Low levels of physical activity: typically the more active a person is, the more sensitive their cells are to insulin
A diet high in processed or refined carbohydrates: Certain health conditions such as Polycystic Ovarian Syndrome (PCOS): Polycystic ovary syndrome (PCOS) is one of the most common endocrine disorders. Women with PCOS struggle with irregular periods, excess body weight, insulin resistance, acne, high blood pressure, and infertility.
Normal aging and menopause: as you grow older, your body’s ability to use insulin does gradually decline.
Over time, insulin resistance can result in excess blood sugar damaging blood vessels and vital organs, leading to severe and life-threatening complications.
How Can We Eat To Reverse Insulin Resistance
1. Don’t Fear Fats
While carbohydrate consumption triggers a spike in blood sugar, fat consumption does not. Focus on adding whole, plant-based fat sources to your diet at each meal. Increasing nuts, seeds, avocado, olive oil, and other healthful high-fat foods. The Plant-Based Ketogenic Diet from the Beet is a great resource for healthy, keto, and plant-based meal plans!
2. Focus on Smart, Slow Burning Carbohydrates
We don’t need to fear carbohydrates – it’s the type of carbohydrate we want to focus on.
Have you heard of the glycemic index? It’s a scale that ranks a carb's ability to raise blood sugar on a scale of 0-100. Low GI foods normalize blood sugars, balance insulin levels, and also balance our cravings (insulin is an appetite stimulate).
How do you follow a low glycemic index diet? Choose high fiber carbs and always pair those carbs with protein or fat. Low GI foods include berries, apples, spinach, beans, quinoa, and oats. When consuming grain products, choose whole kernel or traditionally processed alternatives (whole barley, quinoa, traditionally fermented sourdough made from stone-ground flour)
As well, reduce refined grains, potato products, and added sugars—high glycemic load carbohydrates with low overall nutritional quality.
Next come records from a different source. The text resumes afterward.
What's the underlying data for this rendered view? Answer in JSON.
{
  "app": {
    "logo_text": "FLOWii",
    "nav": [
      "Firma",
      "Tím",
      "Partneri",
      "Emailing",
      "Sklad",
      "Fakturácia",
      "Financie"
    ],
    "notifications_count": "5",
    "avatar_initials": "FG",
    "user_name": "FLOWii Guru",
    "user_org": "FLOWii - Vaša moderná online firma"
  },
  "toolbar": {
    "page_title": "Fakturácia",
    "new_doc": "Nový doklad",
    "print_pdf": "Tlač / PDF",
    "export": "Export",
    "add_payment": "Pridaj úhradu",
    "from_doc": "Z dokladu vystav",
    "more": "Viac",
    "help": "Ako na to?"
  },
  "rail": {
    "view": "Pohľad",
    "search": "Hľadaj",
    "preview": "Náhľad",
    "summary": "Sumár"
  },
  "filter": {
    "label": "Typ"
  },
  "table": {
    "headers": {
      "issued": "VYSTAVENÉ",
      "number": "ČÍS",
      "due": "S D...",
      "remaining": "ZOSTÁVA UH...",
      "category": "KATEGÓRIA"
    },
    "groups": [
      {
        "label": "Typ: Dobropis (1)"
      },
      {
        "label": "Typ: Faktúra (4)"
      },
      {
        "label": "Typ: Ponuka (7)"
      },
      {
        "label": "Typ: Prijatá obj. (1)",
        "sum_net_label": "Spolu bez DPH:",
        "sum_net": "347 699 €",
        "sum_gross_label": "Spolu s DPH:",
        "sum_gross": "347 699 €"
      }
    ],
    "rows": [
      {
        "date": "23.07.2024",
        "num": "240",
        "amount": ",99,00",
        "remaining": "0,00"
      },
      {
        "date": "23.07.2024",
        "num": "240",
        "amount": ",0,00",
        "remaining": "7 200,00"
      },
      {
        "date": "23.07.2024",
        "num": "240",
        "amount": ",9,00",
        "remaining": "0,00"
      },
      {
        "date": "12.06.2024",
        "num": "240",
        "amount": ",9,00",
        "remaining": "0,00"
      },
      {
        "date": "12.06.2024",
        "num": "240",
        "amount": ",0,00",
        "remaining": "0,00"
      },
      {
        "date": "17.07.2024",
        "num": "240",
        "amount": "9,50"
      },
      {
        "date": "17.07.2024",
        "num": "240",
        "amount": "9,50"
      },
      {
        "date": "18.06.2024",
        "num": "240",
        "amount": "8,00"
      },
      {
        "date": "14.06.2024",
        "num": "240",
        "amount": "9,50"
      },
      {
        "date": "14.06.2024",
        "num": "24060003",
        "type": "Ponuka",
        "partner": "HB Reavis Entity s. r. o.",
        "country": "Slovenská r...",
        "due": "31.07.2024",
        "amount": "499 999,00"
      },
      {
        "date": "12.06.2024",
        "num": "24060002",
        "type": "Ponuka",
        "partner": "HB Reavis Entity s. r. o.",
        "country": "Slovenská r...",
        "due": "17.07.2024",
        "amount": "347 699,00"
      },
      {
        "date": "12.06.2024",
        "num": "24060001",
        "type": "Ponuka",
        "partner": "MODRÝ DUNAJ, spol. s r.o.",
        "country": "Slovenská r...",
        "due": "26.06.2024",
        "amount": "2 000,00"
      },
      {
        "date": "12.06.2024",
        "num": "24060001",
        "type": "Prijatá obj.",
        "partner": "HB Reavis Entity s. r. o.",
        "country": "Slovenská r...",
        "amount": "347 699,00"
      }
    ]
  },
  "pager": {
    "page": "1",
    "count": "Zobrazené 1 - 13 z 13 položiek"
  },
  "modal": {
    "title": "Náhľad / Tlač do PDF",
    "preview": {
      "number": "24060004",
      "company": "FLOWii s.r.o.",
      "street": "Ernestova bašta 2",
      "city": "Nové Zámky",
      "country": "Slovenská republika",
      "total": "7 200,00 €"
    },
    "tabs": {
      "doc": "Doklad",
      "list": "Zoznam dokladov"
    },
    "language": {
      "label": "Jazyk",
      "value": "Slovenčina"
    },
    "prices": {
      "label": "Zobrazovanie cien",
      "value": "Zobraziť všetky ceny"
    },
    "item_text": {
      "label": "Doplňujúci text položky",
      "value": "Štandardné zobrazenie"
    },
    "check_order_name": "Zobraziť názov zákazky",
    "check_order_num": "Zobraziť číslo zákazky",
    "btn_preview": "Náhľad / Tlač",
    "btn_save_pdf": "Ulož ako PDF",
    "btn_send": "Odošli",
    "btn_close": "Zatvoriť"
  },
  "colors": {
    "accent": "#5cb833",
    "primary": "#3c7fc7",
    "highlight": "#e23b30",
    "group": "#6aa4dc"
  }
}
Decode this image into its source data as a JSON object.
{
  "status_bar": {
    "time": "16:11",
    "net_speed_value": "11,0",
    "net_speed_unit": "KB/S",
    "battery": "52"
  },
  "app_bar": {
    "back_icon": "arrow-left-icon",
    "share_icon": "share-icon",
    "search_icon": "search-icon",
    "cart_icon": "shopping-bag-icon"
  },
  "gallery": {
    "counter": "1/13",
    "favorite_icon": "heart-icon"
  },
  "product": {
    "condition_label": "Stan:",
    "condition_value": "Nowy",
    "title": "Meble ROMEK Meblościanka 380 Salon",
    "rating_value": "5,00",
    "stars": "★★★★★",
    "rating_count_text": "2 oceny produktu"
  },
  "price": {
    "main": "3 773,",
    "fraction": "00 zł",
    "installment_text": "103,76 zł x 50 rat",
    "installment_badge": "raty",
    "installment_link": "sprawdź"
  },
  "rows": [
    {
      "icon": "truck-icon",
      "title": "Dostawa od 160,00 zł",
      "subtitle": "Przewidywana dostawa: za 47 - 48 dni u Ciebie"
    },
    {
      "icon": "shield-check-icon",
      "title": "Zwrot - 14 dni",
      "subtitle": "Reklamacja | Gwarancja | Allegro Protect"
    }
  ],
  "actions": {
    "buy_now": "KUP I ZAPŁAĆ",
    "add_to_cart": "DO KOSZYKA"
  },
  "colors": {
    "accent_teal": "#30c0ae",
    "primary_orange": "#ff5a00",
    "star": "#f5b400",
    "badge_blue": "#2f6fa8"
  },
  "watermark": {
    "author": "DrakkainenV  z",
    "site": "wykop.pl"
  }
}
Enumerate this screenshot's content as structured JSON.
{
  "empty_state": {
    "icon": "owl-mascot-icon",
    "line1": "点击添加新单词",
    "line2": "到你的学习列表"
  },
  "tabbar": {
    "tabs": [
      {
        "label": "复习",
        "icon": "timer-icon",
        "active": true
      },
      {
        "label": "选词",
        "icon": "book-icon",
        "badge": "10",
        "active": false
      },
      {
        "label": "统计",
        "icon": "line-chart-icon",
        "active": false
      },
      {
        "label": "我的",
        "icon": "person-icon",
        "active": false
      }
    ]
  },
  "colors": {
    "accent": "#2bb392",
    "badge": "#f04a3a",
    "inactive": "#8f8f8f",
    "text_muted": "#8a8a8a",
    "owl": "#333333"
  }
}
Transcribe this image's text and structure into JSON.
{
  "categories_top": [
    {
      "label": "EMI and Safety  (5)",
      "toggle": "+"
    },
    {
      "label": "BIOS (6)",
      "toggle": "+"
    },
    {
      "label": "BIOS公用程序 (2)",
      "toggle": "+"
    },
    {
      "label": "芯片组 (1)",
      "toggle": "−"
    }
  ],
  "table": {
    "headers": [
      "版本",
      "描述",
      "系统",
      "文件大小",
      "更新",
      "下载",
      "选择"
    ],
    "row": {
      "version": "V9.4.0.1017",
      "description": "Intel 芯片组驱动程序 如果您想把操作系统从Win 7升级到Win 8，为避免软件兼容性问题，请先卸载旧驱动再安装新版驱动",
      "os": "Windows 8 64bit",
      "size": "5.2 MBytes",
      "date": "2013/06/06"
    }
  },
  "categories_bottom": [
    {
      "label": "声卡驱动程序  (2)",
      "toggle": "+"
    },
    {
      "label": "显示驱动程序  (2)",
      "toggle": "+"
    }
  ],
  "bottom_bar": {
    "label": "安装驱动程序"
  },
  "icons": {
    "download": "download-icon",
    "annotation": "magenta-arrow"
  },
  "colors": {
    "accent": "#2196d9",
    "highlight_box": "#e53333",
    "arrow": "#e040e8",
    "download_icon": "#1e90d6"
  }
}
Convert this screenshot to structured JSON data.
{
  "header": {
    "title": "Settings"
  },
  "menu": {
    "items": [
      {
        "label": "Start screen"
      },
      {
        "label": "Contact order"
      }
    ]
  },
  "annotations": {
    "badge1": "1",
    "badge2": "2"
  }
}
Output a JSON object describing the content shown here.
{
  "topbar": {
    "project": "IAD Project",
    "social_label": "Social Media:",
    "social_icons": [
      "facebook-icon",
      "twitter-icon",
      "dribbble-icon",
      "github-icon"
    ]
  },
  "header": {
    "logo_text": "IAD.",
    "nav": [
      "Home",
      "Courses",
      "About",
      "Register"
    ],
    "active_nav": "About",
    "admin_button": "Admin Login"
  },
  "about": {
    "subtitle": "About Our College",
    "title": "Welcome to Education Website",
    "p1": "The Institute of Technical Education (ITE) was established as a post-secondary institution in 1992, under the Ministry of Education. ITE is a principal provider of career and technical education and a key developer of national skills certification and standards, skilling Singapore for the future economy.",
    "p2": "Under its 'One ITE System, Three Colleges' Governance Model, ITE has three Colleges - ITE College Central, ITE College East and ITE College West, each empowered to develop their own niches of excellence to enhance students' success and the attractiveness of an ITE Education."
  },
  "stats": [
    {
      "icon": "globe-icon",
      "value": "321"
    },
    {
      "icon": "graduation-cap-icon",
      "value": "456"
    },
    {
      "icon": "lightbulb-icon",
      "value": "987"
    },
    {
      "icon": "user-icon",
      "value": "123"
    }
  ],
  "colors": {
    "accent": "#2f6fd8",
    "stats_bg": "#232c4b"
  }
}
3. Limit Inflammatory Ingredients
Insulin resistance and inflammatory markers seem to have a link. Although we don’t fully understand this relationship, focusing on foods with anti-inflammatory properties and limiting foods that have been shown to increase inflammation, is a good idea.
Foods with natural anti-inflammatory properties include:
- Healthy fats like omega-3 fatty acids, olive oil, avocados, walnuts, and flaxseed
- Most fruits and veggies, like oranges, tomatoes, and leafy greens
Foods that tend to increase inflammation in the body include unhealthy fats, such as:
- Trans-fatty acids
- Vegetable shortening
- Red meat (beef and pork)
- Cheese, cream, and other full-fat dairies
The Key Takeaways
In summary, insulin resistance can result in stubborn weight loss efforts and increase our risk for various health concerns. Genetics or lifestyle factors promote the development of insulin resistance. It is possible to manage IR and reverse it through diet! Adding healthy, plant-based fats at each meal, sticking with whole, high fiber, plant-based carbohydrate sources, and anti-inflammatory ingredients are keys to squashing that insulin resistance once and for all!